● Assignment
Report every line of the data that includes "electrónica".

[[ Entries provided, beginning ]]

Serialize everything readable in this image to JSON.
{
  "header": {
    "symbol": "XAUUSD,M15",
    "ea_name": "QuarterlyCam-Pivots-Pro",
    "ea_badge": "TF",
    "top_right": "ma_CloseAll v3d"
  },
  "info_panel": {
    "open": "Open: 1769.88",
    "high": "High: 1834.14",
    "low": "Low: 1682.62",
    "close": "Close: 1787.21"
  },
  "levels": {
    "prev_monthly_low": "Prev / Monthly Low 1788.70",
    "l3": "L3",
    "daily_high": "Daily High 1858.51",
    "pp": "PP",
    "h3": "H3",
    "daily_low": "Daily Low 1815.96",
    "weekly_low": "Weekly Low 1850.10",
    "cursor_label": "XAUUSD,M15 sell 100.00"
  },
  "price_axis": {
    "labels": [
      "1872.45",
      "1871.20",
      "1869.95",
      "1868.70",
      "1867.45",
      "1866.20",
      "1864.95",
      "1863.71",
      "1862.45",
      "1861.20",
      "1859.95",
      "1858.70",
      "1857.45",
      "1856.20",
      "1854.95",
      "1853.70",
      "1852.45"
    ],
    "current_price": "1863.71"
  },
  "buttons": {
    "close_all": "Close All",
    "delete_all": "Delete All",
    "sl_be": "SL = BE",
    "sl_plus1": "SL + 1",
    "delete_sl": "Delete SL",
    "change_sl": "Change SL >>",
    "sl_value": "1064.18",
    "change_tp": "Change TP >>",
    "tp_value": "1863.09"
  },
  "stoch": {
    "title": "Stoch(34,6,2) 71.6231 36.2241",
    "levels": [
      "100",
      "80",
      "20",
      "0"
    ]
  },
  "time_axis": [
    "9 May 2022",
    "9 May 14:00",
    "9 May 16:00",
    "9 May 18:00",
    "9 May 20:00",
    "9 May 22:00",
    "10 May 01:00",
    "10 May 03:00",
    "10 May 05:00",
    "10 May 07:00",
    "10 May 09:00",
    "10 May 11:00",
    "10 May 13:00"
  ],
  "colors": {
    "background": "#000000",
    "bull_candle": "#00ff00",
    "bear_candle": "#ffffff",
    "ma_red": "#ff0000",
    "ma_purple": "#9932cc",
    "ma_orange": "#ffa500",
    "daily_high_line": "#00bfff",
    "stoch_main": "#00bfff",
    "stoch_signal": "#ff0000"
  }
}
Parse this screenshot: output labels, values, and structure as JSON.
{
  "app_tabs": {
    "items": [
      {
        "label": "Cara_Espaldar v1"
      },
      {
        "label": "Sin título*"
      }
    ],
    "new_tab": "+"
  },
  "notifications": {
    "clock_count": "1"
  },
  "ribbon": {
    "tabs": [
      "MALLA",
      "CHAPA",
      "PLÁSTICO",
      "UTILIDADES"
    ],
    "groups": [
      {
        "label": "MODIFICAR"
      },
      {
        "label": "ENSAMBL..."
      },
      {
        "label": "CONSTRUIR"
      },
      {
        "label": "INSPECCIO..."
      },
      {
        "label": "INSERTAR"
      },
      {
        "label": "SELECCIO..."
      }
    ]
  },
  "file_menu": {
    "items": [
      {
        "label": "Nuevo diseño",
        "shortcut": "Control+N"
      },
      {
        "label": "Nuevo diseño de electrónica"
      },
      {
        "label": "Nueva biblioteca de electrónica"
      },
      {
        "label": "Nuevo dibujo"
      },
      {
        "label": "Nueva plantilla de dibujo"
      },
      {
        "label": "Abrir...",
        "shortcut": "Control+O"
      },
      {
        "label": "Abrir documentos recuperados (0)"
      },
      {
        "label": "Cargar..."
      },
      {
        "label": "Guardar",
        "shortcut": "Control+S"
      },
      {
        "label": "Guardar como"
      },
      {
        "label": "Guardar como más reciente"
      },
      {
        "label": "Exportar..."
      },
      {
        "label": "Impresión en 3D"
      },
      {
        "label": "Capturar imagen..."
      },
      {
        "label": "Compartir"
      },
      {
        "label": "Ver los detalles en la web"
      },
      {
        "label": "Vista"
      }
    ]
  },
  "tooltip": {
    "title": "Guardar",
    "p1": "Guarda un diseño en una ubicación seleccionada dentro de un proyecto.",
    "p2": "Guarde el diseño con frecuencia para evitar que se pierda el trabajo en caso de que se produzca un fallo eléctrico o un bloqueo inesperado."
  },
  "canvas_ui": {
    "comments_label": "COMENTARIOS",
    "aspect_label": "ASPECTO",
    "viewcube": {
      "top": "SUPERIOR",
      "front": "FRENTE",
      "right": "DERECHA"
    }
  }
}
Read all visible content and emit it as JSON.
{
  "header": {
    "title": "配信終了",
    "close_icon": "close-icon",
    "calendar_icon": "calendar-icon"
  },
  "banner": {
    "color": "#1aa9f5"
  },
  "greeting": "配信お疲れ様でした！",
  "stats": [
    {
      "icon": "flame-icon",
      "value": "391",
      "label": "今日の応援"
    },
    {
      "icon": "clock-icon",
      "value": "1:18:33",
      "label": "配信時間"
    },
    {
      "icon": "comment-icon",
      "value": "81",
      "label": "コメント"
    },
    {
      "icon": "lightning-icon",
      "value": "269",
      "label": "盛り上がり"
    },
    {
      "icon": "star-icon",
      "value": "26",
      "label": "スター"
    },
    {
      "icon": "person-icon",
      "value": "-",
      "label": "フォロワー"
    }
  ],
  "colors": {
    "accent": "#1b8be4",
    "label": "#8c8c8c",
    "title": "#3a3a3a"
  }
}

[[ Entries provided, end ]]

● Result
        "label": "Nuevo diseño de electrónica"
        "label": "Nueva biblioteca de electrónica"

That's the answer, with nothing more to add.